▶ Dataset records

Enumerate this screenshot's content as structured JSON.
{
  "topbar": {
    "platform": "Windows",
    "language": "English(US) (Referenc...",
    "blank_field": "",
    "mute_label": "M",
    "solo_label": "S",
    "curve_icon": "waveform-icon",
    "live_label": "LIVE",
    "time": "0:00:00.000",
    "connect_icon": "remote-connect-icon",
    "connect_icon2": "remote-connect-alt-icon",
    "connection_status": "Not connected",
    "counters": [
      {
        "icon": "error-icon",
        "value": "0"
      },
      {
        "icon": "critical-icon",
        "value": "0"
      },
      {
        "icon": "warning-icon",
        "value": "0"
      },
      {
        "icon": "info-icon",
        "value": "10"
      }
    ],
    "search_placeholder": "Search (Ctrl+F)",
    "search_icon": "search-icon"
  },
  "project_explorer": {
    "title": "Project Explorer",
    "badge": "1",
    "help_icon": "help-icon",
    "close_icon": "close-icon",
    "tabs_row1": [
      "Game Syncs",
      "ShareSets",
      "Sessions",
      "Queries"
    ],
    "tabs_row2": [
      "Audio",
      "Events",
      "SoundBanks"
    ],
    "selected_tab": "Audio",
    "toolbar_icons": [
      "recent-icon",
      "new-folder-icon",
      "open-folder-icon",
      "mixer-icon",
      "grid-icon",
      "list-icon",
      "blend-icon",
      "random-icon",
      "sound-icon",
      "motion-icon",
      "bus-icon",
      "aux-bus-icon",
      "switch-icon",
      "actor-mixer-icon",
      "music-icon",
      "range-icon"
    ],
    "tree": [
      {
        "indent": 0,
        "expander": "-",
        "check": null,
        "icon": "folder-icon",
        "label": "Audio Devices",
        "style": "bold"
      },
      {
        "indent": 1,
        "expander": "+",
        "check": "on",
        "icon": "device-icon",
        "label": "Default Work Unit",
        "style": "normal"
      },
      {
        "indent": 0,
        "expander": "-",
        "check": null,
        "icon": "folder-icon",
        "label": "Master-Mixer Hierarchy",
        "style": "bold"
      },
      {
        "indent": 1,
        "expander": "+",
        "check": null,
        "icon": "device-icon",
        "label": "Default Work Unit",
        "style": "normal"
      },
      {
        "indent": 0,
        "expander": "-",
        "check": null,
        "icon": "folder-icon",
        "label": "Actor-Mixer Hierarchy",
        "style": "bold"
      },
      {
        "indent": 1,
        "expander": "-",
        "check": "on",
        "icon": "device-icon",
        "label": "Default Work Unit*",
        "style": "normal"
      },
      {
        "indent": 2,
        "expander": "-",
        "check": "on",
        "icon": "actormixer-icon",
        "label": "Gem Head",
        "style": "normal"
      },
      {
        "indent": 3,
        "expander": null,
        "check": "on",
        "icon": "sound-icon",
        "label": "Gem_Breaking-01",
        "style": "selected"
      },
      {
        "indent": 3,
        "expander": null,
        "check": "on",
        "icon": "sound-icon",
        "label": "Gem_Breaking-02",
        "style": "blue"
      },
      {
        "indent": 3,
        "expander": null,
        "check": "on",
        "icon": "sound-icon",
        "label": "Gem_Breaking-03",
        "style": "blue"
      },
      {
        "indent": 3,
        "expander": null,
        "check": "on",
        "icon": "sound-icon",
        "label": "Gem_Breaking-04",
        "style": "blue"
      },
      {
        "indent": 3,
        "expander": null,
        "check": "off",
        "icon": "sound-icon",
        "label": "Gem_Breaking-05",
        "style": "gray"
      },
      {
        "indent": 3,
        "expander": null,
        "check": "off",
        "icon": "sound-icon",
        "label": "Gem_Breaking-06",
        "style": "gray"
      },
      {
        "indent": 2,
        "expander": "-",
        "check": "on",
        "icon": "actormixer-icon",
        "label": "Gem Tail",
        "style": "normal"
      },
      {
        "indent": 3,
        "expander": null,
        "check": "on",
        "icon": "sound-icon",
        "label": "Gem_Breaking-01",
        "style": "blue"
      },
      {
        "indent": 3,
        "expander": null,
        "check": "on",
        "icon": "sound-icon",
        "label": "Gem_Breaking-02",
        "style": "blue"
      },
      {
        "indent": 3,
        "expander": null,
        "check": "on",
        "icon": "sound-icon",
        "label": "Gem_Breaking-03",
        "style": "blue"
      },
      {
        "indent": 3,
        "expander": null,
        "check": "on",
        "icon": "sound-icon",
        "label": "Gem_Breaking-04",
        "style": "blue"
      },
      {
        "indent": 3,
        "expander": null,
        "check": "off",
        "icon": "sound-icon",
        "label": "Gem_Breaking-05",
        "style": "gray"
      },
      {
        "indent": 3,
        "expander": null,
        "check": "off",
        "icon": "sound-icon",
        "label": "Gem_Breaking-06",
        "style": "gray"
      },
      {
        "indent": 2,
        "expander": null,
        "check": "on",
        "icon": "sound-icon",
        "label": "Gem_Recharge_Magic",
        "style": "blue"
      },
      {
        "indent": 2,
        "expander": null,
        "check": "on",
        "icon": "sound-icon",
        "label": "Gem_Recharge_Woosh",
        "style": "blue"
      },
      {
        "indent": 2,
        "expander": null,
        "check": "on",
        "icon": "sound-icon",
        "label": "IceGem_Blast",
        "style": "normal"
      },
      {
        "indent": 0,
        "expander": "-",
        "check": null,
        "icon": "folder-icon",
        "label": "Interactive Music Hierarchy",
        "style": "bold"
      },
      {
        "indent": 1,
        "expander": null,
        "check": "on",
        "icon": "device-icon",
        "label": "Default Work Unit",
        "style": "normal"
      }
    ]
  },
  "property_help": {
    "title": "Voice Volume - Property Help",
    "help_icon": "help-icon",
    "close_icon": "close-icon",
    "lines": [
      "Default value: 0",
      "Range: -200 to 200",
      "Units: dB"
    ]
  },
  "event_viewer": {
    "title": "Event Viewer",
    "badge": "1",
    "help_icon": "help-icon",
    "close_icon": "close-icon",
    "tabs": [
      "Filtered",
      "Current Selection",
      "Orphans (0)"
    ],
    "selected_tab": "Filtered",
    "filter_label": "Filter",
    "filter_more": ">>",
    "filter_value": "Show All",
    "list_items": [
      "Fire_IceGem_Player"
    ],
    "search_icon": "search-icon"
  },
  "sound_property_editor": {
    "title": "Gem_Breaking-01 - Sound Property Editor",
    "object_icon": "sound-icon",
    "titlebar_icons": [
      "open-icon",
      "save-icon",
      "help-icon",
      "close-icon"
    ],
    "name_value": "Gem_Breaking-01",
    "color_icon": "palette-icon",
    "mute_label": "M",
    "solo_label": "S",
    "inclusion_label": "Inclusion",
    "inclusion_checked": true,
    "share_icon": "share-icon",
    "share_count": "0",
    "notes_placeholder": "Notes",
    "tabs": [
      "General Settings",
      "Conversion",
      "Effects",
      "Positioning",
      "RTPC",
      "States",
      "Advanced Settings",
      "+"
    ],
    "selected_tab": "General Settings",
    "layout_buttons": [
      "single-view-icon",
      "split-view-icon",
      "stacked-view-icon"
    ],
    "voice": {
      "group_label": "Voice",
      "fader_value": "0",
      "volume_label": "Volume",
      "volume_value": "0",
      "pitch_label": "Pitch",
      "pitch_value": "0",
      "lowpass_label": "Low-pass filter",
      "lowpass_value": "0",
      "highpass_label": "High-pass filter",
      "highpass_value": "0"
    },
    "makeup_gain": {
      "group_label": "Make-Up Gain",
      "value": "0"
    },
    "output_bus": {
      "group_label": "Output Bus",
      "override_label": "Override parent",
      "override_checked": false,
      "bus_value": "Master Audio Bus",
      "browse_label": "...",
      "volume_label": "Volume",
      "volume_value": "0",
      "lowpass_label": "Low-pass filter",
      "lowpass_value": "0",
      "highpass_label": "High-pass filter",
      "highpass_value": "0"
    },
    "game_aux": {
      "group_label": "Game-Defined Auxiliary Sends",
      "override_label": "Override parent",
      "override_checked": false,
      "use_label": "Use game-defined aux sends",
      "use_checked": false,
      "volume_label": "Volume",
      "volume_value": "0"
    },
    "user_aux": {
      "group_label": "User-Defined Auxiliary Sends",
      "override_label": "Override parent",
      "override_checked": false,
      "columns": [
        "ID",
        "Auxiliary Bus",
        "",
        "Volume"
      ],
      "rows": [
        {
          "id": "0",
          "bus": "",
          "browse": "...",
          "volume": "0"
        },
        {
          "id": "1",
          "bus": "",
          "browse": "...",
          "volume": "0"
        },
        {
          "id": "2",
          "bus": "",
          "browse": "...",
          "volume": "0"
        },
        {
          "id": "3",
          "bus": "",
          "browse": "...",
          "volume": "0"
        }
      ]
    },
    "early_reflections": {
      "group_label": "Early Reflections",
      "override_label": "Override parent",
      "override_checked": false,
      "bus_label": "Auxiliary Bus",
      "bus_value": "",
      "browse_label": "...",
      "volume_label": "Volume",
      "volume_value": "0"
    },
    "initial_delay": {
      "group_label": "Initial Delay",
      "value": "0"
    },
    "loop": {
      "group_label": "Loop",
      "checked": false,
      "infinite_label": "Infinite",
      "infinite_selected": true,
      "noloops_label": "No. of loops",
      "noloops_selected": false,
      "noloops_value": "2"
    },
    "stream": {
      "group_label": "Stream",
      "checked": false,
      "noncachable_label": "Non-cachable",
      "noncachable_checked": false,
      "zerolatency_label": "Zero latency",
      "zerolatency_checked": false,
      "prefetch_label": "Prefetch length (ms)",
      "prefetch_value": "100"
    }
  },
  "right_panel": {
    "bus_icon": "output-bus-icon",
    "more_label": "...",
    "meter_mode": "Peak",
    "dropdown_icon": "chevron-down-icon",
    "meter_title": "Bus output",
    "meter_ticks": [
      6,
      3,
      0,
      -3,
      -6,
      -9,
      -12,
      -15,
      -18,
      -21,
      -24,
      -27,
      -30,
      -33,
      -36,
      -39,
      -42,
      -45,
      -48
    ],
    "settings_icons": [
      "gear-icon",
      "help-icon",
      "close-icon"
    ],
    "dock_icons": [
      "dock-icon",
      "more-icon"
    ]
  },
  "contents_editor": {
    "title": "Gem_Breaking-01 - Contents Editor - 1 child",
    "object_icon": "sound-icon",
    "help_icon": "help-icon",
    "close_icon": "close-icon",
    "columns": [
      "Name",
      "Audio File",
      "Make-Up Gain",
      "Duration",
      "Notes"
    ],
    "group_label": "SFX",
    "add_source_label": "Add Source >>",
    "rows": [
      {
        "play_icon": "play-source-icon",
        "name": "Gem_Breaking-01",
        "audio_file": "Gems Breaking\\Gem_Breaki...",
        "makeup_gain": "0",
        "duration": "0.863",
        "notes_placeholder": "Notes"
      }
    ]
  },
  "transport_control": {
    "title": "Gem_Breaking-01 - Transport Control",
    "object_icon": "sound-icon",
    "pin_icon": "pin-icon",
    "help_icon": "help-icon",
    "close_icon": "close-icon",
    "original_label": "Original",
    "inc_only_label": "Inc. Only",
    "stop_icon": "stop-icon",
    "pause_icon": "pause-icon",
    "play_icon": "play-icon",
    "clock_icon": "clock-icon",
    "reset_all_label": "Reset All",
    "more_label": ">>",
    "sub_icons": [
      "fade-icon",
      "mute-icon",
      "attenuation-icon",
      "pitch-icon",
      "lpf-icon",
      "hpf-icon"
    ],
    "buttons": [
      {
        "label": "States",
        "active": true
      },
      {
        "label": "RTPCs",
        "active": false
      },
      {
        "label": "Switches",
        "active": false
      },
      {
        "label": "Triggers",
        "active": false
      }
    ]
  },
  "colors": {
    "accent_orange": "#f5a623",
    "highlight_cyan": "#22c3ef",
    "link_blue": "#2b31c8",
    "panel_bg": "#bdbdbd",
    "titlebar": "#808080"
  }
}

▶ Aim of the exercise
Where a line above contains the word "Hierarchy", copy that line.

▶ Solved exercise
        "label": "Master-Mixer Hierarchy",
        "label": "Actor-Mixer Hierarchy",
        "label": "Interactive Music Hierarchy",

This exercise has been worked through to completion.